This three-year-old startup spun out of Northwestern University and is creating a paradigm shift in the plastics manufacturing sector via a revolutionary 3D-printing technology called HARP (High-Area Rapid Printing). HARP enables the use of both oxygen-sensitive and oxygen-insensitive photo-chemistries at rapid speeds broadening the scope of UV/EB technology for 3D printing.
A Solvent-Free Radical Photopolymerization that Continues its Extensive Post-Conversion in the Dark
A new photoinitiating system with unprecedented photo-efficiency and extensive post-conversion in the dark has been developed. This innovation allows reduced light exposure times helping to cure irregular surfaces, or thicker samples that might otherwise not work. This discovery promises to increase the scope of photocuring technologies into new application areas. This award goes to a team from the University of Colorado including Kangmin Kim, Jasmine Sinha, Charles Musgrave and Jeff Stansbury.
Next-Generation Energy Storage with UV Curing of Novel Polymer Electrolyte Materials, The Hosein Research Group, Syracuse University
The ever-increasing demand for Li-ion battery storage solutions soon will present an imminent crisis with the availability of mineral lithium to support the clean energy economy. The challenge with next-generation batteries is developing suitable electrolytes. To this end, polymer electrolytes are an attractive solution owing to their high conductivity, as well as mechanical and thermal conductivity. UV curing may be used to produce both acrylic- and epoxy-based polymer electrolytes, to effectively operate in prototype next-generation batteries.
Bio-based 1,5-Pentanediol: A New Renewable Monomer for the Radcure Industry, Pyran
The vast majority of chemicals are made from nonrenewable and often expensive petroleum (oil) resources. Pyran set out to find a better way and discovered a new pathway to make a chemical called 1,5-pentanediol (1,5-PDO) from renewable resources, such as corn cobs. This technology allows the renewable 1,5-PDO to be made at costs that can be 30-50% lower than that of similar oil-based chemicals. The 1,5-PDO product is a major component in many ultraviolet (UV) cure coatings.
Real-Time Feedback Controlled Monomer Conversion: A New Paradigm for UV Curing Process Control, Eindhoven University of Technology in The Netherlands

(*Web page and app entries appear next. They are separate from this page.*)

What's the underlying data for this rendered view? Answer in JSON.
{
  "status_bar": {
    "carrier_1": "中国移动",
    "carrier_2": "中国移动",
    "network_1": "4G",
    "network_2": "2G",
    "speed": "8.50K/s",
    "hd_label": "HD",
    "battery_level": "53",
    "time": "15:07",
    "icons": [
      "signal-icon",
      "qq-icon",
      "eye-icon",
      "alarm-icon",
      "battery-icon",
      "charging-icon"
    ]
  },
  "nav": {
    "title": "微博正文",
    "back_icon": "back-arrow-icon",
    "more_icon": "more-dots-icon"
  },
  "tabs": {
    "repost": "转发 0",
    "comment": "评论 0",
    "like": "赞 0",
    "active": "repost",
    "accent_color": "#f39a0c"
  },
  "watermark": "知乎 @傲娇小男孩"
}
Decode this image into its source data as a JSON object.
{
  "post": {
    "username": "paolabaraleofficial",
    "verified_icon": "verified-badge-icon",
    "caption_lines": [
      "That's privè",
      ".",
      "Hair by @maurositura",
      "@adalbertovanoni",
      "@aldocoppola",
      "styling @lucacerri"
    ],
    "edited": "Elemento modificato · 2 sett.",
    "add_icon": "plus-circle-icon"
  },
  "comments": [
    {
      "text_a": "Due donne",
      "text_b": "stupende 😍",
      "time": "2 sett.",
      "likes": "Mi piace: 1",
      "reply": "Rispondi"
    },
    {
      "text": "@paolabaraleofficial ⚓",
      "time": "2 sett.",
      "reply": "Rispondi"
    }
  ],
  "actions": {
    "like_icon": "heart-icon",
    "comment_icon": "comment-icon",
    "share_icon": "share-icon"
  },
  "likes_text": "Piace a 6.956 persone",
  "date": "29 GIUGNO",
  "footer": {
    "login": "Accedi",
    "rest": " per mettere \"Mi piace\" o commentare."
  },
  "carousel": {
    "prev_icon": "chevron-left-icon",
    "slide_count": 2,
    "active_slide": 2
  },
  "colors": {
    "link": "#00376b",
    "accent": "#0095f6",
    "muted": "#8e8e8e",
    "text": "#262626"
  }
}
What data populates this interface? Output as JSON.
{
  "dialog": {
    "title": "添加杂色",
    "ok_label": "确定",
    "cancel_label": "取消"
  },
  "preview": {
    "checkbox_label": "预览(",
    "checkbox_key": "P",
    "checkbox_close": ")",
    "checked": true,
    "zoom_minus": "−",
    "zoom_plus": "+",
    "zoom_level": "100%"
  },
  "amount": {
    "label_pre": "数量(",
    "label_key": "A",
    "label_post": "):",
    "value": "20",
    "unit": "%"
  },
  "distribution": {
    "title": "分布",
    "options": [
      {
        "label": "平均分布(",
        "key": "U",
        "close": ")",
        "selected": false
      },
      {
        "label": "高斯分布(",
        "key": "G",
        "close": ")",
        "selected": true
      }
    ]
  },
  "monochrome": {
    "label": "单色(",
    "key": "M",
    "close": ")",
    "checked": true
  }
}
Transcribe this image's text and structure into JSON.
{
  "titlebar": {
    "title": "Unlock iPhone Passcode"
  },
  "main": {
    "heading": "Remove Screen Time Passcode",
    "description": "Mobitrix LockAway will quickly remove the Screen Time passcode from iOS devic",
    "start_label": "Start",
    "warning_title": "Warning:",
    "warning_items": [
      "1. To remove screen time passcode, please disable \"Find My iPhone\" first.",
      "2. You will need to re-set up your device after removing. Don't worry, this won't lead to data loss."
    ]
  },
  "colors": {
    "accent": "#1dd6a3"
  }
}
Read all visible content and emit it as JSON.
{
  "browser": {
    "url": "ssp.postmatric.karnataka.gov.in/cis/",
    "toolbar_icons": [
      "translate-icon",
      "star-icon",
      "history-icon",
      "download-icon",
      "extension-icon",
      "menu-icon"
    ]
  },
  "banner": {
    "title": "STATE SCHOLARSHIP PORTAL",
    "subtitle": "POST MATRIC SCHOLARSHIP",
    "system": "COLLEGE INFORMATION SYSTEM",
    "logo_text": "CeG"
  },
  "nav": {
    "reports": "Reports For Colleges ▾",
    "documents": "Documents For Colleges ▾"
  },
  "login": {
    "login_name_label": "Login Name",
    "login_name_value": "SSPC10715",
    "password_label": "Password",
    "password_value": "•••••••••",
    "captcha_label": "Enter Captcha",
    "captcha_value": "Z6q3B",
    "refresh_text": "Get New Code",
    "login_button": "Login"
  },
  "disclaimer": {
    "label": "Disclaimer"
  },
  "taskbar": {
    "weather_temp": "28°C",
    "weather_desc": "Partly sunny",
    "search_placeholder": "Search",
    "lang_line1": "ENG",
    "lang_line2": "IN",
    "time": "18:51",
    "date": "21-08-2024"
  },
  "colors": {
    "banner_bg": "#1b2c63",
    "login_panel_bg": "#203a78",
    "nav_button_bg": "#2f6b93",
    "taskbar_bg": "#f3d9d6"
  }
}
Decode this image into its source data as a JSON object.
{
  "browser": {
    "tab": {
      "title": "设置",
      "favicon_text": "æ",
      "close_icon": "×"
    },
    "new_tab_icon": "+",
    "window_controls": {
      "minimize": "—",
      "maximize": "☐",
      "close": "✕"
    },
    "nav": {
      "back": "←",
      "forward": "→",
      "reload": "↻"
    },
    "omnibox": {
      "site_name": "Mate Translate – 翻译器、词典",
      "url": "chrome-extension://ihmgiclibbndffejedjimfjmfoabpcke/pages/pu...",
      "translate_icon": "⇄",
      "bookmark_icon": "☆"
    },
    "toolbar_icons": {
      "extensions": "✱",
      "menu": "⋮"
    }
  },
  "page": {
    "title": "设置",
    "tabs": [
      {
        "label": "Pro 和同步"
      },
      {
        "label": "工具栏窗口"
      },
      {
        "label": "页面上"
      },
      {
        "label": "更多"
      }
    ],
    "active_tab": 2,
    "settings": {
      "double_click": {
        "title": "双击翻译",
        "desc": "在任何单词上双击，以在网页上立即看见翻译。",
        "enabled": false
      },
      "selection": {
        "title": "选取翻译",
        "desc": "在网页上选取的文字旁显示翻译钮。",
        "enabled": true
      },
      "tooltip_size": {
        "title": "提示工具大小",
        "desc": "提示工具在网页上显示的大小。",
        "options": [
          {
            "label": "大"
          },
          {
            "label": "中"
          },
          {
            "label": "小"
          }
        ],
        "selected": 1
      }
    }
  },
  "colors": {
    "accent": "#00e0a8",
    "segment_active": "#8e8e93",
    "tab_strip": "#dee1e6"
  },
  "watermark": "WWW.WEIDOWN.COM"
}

To prepare UV technology for the imminent fourth industrial revolution, a new paradigm is proposed for UV curing process control. The proposal consists of acquiring in-situ measurement data of monomer conversion from a spectrometer to compute a corrective action for the UV light source if needed. This innovation makes UV curing more robust to disturbances and may prove to be an indispensable solution for quality control.
A special RadLaunch University award was presented to Hamidreza Asemani and his professor advisor, Vijay Mannari, from the Coatings Research Institute at Eastern Michigan University for Novel UV-Initiated Dual-Curing Thermoset Materials Suitable for 3D Printing. While 3D-printing is fast emerging, one major challenge faced by 3D-printed products is their sub-optimum performance due to poor inter-layer adhesion. A team from Eastern Michigan University has designed a 3D printing material that cures by two independent cure mechanisms – one providing rapid green strength development for faster processing, while the second one allows for chemical bonding between the layers – thus significantly enhancing final product performance. The proposed system is enabled by UV curing technology, making it efficient and environmentally responsible.
More conference coverage will appear in Issue 2 of UV+EB Technology.